Federal prosecutors say that now that one defendant has been granted access to a repository of files, all the defendants in the fungal meningitis criminal case should be granted the same opportunity.
In a two-page filing this week in U.S. District Court in Boston, Mass. Assistant U.S. Attorney William Weinreb said that since the court has granted access to files in a related civil case to Barry Cadden, other defendants, including Glen Chin, should be given the same access.
Cadden and Chin are facing 25 counts of second degree murder in the criminal case stemming from the 2012 fungal meningitis outbreak caused by the New England Compounding Center.
In the filing this week Weinreb noted that prosecutors had opposed giving Cadden access to the civil suit files, accusing his lawyers of trying to do an end run around the normal discovery rules in criminal cases.
Despite those objections, U.S. District Judge Rya Zobel ruled Cadden could have access to and use the civil file repository in his defense, subject to approval of the judge presiding over the criminal case.
The files at issue were gathered in a series of civil suits filed in the aftermath of the deadly 2012 outbreak. Cadden was originally one of the defendants in that civil case but the claims against him were eventually dropped.
In his filing Weinreb noted that neither Cadden or Chin "ever contributed to the repository nor participated in the (cases's) discovery. Indeed Chin was not even a party to the suit."
"Nevertheless," the filing states, "in light of its earlier order, this court should make the same materials Cadden possesses available to the government and the other criminal defendants as well."
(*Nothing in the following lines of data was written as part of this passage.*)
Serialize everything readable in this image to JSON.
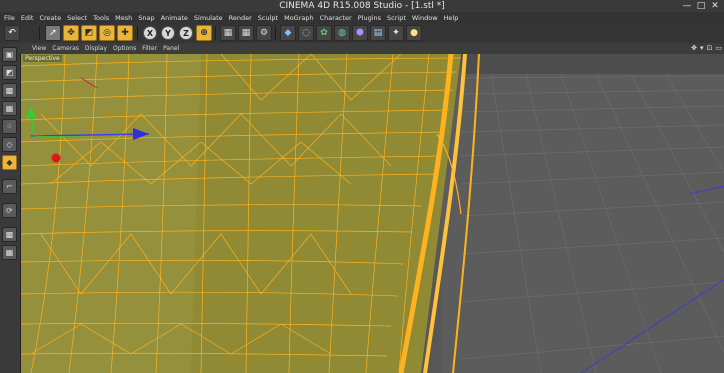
{
  "window": {
    "title": "CINEMA 4D R15.008 Studio - [1.stl *]",
    "minimize_glyph": "—",
    "maximize_glyph": "□",
    "close_glyph": "✕"
  },
  "menubar": {
    "items": [
      "File",
      "Edit",
      "Create",
      "Select",
      "Tools",
      "Mesh",
      "Snap",
      "Animate",
      "Simulate",
      "Render",
      "Sculpt",
      "MoGraph",
      "Character",
      "Plugins",
      "Script",
      "Window",
      "Help"
    ]
  },
  "toolbar": {
    "axis_x": "X",
    "axis_y": "Y",
    "axis_z": "Z",
    "icons": [
      "undo-icon",
      "live-selection-icon",
      "move-icon",
      "scale-icon",
      "rotate-icon",
      "recent-tool-icon",
      "lock-x-icon",
      "lock-y-icon",
      "lock-z-icon",
      "coordinate-system-icon",
      "render-view-icon",
      "render-picture-viewer-icon",
      "edit-render-settings-icon",
      "cube-primitive-icon",
      "subdivision-icon",
      "array-icon",
      "deformer-icon",
      "scene-icon",
      "camera-icon",
      "light-icon"
    ]
  },
  "lefttoolbar": {
    "icons": [
      "make-editable-icon",
      "model-mode-icon",
      "texture-mode-icon",
      "workplane-mode-icon",
      "points-mode-icon",
      "edges-mode-icon",
      "polygons-mode-icon",
      "axis-mode-icon",
      "tweak-mode-icon",
      "snapping-icon",
      "workplane-lock-icon"
    ]
  },
  "viewport": {
    "menu": [
      "View",
      "Cameras",
      "Display",
      "Options",
      "Filter",
      "Panel"
    ],
    "label": "Perspective",
    "controls": [
      "✥",
      "▾",
      "⊡",
      "▭"
    ],
    "colors": {
      "mesh_fill": "#8f8a33",
      "wire": "#ffb21f",
      "floor": "#6a6a6a",
      "grid": "#7a7a7a"
    }
  }
}
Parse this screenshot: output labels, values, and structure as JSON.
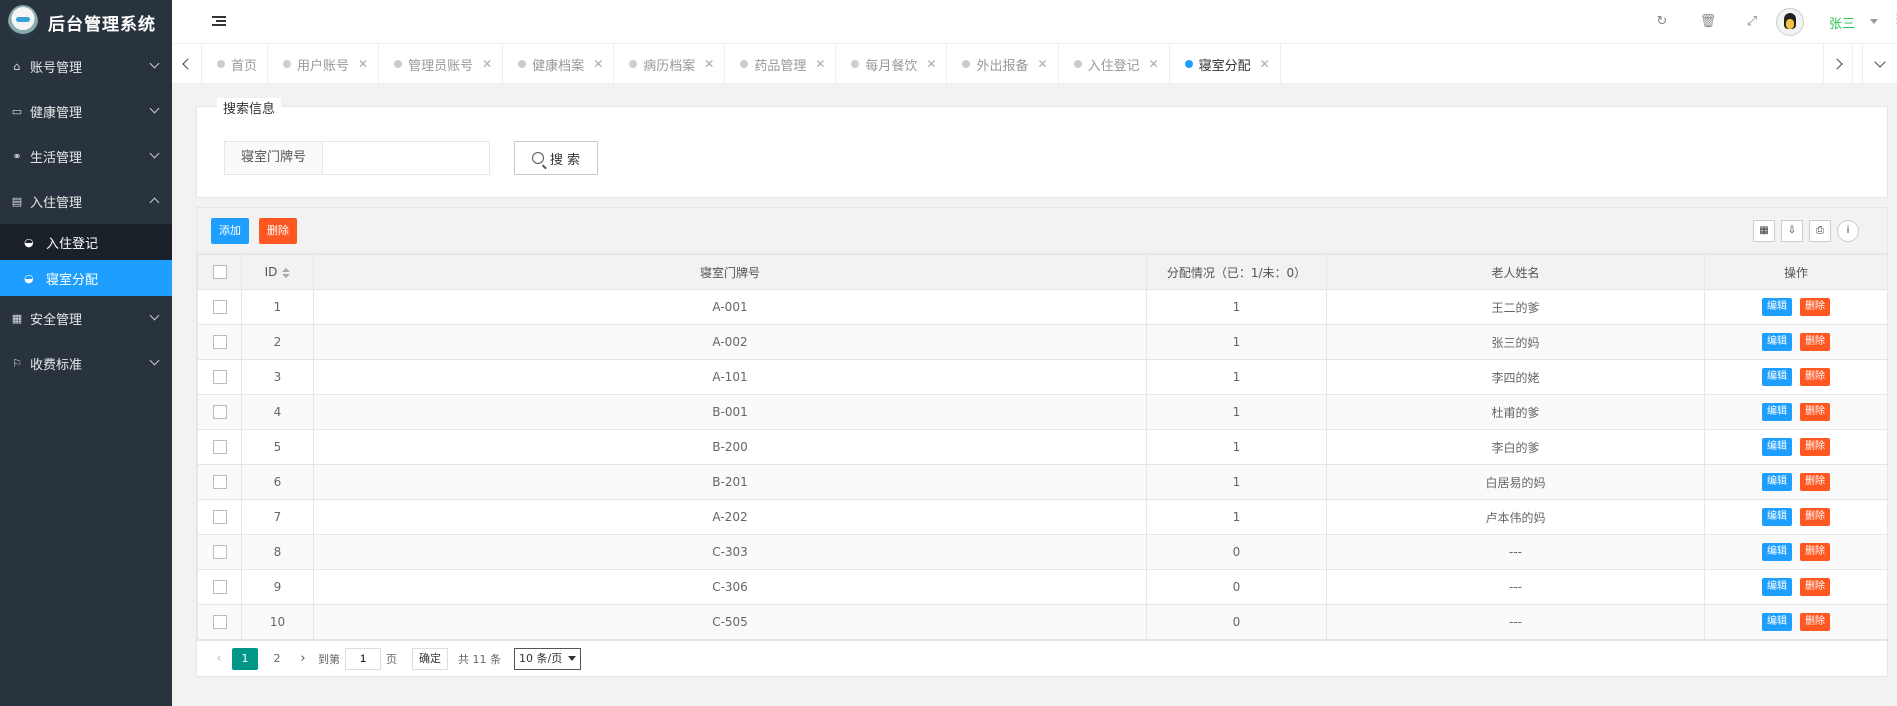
{
  "app": {
    "title": "后台管理系统"
  },
  "sidebar": {
    "items": [
      {
        "label": "账号管理",
        "icon": "home-icon",
        "expanded": false
      },
      {
        "label": "健康管理",
        "icon": "card-icon",
        "expanded": false
      },
      {
        "label": "生活管理",
        "icon": "share-icon",
        "expanded": false
      },
      {
        "label": "入住管理",
        "icon": "file-icon",
        "expanded": true,
        "children": [
          {
            "label": "入住登记",
            "icon": "dashboard-icon",
            "active": false
          },
          {
            "label": "寝室分配",
            "icon": "dashboard-icon",
            "active": true
          }
        ]
      },
      {
        "label": "安全管理",
        "icon": "calendar-icon",
        "expanded": false
      },
      {
        "label": "收费标准",
        "icon": "flag-icon",
        "expanded": false
      }
    ]
  },
  "header": {
    "user": "张三"
  },
  "tabs": [
    {
      "label": "首页",
      "active": false,
      "closable": false
    },
    {
      "label": "用户账号",
      "active": false,
      "closable": true
    },
    {
      "label": "管理员账号",
      "active": false,
      "closable": true
    },
    {
      "label": "健康档案",
      "active": false,
      "closable": true
    },
    {
      "label": "病历档案",
      "active": false,
      "closable": true
    },
    {
      "label": "药品管理",
      "active": false,
      "closable": true
    },
    {
      "label": "每月餐饮",
      "active": false,
      "closable": true
    },
    {
      "label": "外出报备",
      "active": false,
      "closable": true
    },
    {
      "label": "入住登记",
      "active": false,
      "closable": true
    },
    {
      "label": "寝室分配",
      "active": true,
      "closable": true
    }
  ],
  "search": {
    "legend": "搜索信息",
    "field_label": "寝室门牌号",
    "field_value": "",
    "button_label": "搜 索"
  },
  "toolbar": {
    "add_label": "添加",
    "delete_label": "删除"
  },
  "table": {
    "columns": [
      "ID",
      "寝室门牌号",
      "分配情况（已：1/未：0）",
      "老人姓名",
      "操作"
    ],
    "rows": [
      {
        "id": "1",
        "room": "A-001",
        "status": "1",
        "name": "王二的爹"
      },
      {
        "id": "2",
        "room": "A-002",
        "status": "1",
        "name": "张三的妈"
      },
      {
        "id": "3",
        "room": "A-101",
        "status": "1",
        "name": "李四的姥"
      },
      {
        "id": "4",
        "room": "B-001",
        "status": "1",
        "name": "杜甫的爹"
      },
      {
        "id": "5",
        "room": "B-200",
        "status": "1",
        "name": "李白的爹"
      },
      {
        "id": "6",
        "room": "B-201",
        "status": "1",
        "name": "白居易的妈"
      },
      {
        "id": "7",
        "room": "A-202",
        "status": "1",
        "name": "卢本伟的妈"
      },
      {
        "id": "8",
        "room": "C-303",
        "status": "0",
        "name": "---"
      },
      {
        "id": "9",
        "room": "C-306",
        "status": "0",
        "name": "---"
      },
      {
        "id": "10",
        "room": "C-505",
        "status": "0",
        "name": "---"
      }
    ],
    "edit_label": "编辑",
    "delete_label": "删除"
  },
  "pager": {
    "pages": [
      "1",
      "2"
    ],
    "current": "1",
    "goto_label": "到第",
    "goto_value": "1",
    "page_unit": "页",
    "confirm_label": "确定",
    "total_label": "共 11 条",
    "page_size": "10 条/页"
  },
  "colors": {
    "sidebar": "#28333e",
    "accent": "#1e9fff",
    "danger": "#ff5722",
    "pager_active": "#009688",
    "username": "#2bc253"
  }
}
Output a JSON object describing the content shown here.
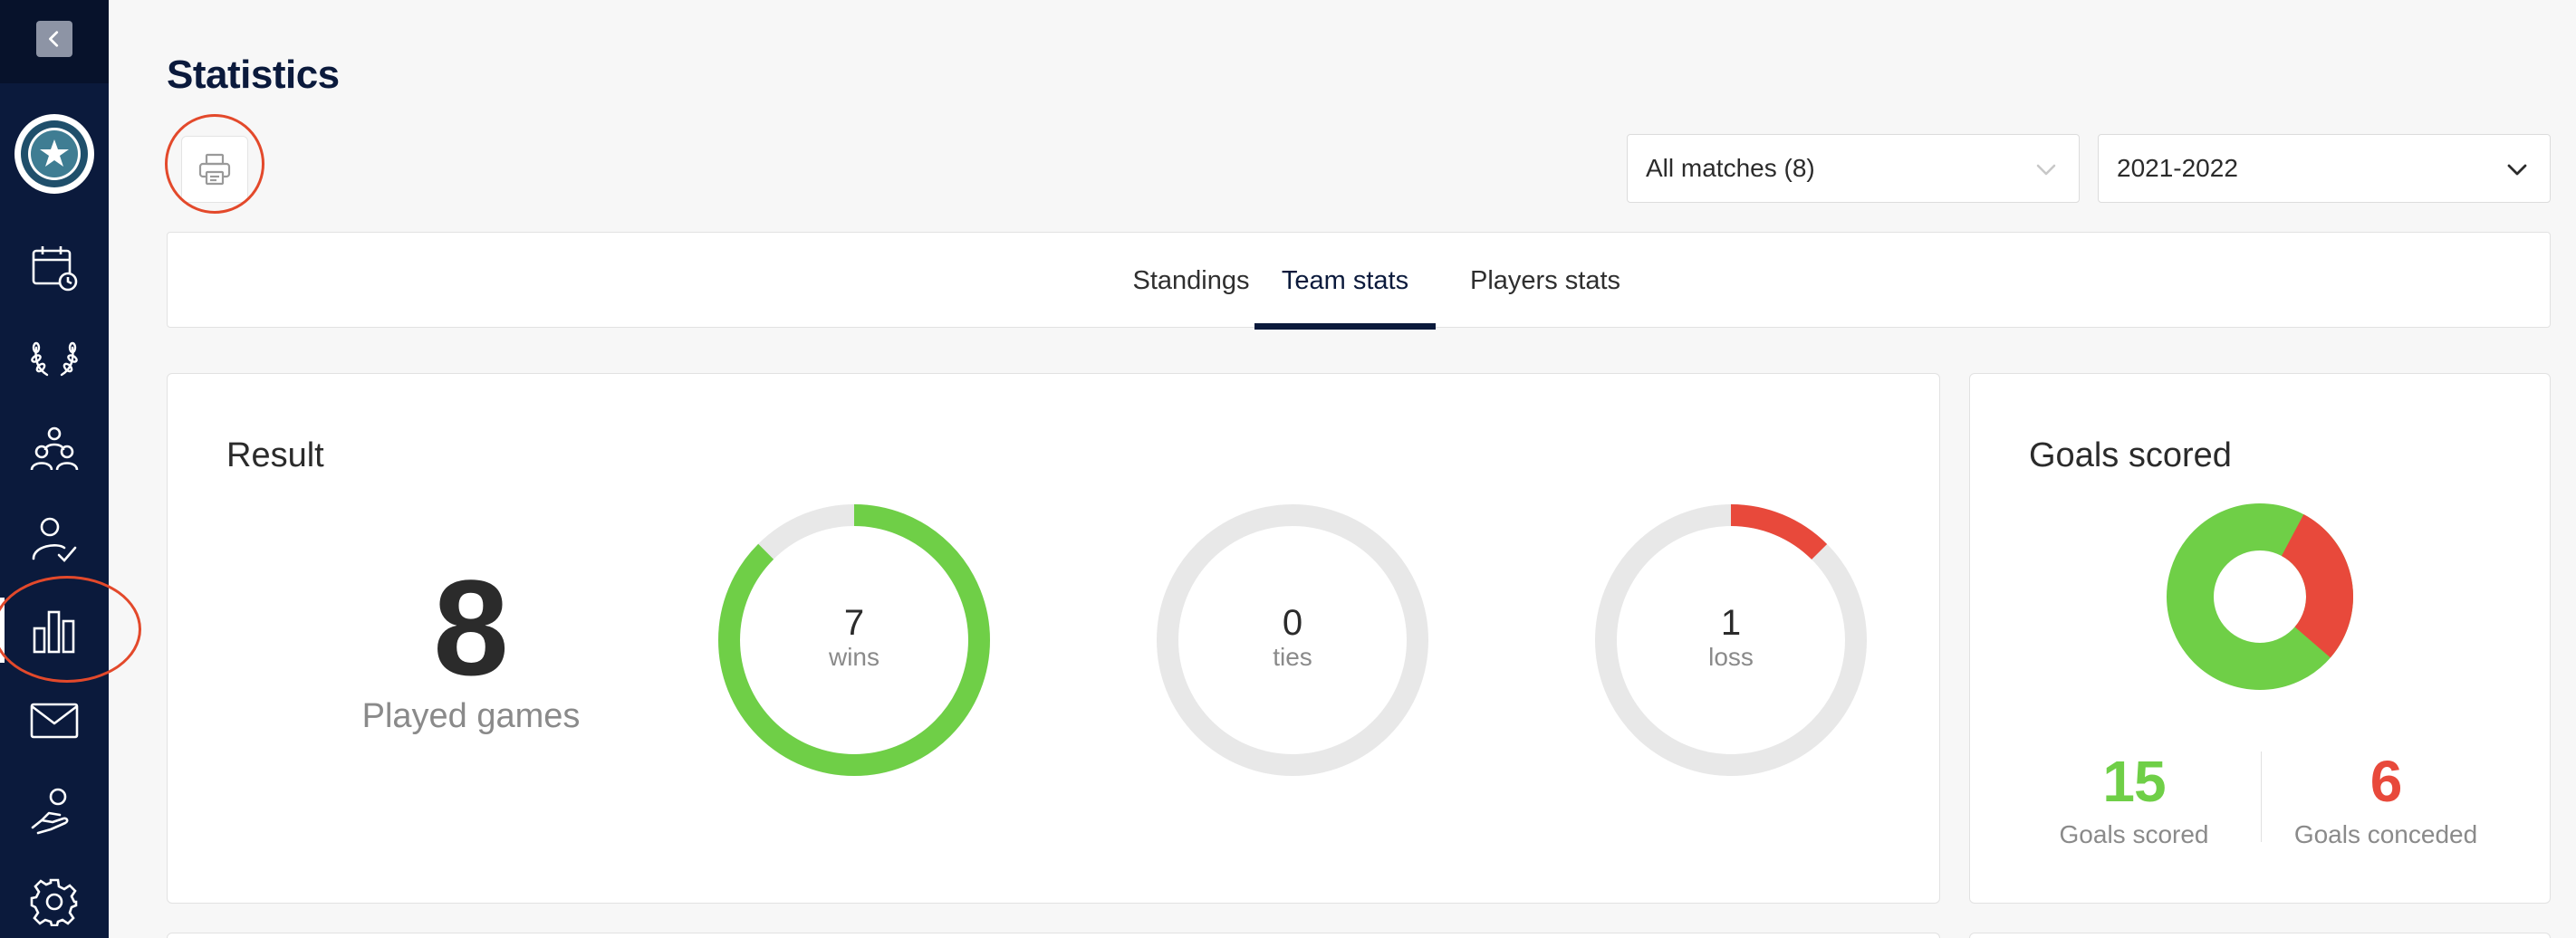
{
  "page": {
    "title": "Statistics"
  },
  "sidebar": {
    "items": [
      {
        "name": "calendar-icon"
      },
      {
        "name": "laurel-icon"
      },
      {
        "name": "team-icon"
      },
      {
        "name": "player-check-icon"
      },
      {
        "name": "bar-chart-icon",
        "active": true
      },
      {
        "name": "mail-icon"
      },
      {
        "name": "hand-heart-icon"
      },
      {
        "name": "gear-icon"
      }
    ]
  },
  "filters": {
    "matches": "All matches (8)",
    "season": "2021-2022"
  },
  "tabs": [
    {
      "label": "Standings"
    },
    {
      "label": "Team stats",
      "active": true
    },
    {
      "label": "Players stats"
    }
  ],
  "result": {
    "title": "Result",
    "played_games": "8",
    "played_label": "Played games",
    "wins": {
      "value": "7",
      "label": "wins",
      "fraction": 0.875
    },
    "ties": {
      "value": "0",
      "label": "ties",
      "fraction": 0
    },
    "loss": {
      "value": "1",
      "label": "loss",
      "fraction": 0.125
    }
  },
  "goals": {
    "title": "Goals scored",
    "scored": "15",
    "scored_label": "Goals scored",
    "conceded": "6",
    "conceded_label": "Goals conceded"
  },
  "colors": {
    "win": "#6fcf47",
    "loss": "#e8493b",
    "track": "#e8e8e8",
    "brand": "#0b1a3c"
  }
}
The prior order granting Cadden access to the civil litigation data did limit him to data collected prior to his dismissal from the civil case.
Cadden and Chin are scheduled to go on trial on Jan. 5 of next year, while the remaining defendants have an April 2017 trial date.
The 2012 outbreak was caused by fungus laden steroid drugs produced by NECC and shipped to health care providers across the country. Cadden was part owner of NECC and Chin was a supervising pharmacist.